[Opening DATA SUPPLIED section]
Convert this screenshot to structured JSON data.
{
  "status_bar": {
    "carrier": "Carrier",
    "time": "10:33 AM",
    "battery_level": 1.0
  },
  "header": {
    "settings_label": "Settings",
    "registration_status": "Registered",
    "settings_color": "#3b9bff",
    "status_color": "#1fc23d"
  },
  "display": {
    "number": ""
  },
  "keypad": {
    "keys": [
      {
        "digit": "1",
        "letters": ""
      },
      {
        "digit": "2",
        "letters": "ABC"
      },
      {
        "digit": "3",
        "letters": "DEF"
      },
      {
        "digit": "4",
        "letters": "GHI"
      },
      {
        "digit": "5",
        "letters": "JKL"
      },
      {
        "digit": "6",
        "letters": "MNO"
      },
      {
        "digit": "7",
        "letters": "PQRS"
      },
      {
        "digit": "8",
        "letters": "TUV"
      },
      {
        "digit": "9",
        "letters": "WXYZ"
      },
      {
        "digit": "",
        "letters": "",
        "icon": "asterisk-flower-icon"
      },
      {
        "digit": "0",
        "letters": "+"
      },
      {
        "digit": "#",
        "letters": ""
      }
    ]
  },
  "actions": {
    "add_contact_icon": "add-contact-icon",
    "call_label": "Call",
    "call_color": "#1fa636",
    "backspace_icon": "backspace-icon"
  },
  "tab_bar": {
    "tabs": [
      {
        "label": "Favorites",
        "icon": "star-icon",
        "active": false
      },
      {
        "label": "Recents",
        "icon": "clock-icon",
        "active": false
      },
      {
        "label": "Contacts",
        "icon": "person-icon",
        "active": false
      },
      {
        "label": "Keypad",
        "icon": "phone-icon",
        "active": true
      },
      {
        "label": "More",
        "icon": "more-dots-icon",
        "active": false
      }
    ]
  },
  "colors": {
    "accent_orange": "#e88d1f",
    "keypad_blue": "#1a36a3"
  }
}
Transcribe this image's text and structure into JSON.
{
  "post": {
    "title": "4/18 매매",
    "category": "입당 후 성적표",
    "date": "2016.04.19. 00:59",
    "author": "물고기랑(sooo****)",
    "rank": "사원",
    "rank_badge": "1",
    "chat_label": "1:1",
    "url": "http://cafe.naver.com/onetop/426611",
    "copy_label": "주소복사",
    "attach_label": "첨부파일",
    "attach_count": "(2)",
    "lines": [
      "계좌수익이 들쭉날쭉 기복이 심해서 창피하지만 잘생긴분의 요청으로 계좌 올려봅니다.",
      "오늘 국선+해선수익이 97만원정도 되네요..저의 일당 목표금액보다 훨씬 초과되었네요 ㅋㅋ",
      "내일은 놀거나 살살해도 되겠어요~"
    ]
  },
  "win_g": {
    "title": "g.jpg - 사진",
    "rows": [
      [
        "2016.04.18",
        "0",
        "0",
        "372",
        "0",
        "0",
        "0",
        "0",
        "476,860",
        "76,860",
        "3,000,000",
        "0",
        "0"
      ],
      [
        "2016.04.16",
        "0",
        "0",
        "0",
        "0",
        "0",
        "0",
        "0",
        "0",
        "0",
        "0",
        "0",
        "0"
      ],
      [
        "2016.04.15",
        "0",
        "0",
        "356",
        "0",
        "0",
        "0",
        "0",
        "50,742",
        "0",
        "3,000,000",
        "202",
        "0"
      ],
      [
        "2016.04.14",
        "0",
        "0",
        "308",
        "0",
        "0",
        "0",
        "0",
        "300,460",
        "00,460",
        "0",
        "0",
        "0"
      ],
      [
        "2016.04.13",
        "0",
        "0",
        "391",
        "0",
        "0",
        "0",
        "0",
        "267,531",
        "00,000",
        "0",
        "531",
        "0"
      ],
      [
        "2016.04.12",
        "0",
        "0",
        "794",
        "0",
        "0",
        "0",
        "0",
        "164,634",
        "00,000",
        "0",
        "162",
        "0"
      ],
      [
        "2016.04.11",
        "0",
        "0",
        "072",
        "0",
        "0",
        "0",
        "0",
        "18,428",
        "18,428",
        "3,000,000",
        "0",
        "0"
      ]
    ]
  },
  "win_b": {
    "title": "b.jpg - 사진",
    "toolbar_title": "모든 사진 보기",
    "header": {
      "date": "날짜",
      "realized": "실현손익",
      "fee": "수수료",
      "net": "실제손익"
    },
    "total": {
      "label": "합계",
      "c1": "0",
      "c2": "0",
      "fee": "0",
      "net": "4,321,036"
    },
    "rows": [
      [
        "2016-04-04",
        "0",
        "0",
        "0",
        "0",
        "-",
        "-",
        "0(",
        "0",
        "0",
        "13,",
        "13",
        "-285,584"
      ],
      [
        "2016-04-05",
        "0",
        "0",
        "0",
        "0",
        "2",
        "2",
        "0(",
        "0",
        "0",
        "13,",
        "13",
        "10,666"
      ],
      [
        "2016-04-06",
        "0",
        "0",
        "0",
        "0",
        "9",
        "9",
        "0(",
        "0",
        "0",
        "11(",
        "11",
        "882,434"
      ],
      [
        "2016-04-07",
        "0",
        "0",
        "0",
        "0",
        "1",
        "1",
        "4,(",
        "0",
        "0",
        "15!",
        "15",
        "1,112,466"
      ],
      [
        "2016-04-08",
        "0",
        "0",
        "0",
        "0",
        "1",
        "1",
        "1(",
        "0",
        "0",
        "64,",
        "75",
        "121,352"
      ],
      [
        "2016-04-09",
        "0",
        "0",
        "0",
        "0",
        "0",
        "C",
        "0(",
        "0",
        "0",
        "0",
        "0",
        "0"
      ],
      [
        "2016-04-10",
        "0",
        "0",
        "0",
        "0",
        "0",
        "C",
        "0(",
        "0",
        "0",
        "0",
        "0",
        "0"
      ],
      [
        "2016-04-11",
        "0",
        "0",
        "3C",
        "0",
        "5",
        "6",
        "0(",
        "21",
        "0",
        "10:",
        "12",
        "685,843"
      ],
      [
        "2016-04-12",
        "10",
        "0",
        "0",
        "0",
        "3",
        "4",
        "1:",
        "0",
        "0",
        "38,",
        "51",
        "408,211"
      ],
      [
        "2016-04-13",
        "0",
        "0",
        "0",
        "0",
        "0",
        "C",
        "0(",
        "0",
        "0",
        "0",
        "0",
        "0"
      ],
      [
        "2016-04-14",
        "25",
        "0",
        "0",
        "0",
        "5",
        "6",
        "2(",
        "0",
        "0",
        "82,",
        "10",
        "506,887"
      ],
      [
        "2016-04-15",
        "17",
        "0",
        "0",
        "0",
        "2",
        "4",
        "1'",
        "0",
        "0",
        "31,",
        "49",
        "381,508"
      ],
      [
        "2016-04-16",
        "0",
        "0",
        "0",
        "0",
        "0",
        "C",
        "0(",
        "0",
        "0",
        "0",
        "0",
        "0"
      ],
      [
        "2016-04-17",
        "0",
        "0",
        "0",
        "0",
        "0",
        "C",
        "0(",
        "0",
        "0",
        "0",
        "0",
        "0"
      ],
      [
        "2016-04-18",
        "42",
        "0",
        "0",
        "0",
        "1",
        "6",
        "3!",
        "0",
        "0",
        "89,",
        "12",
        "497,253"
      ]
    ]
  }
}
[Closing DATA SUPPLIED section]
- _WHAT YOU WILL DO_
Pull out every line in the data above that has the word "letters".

- _TASK OUTPUT_
        "letters": ""
        "letters": "ABC"
        "letters": "DEF"
        "letters": "GHI"
        "letters": "JKL"
        "letters": "MNO"
        "letters": "PQRS"
        "letters": "TUV"
        "letters": "WXYZ"
        "letters": "",
        "letters": "+"
        "letters": ""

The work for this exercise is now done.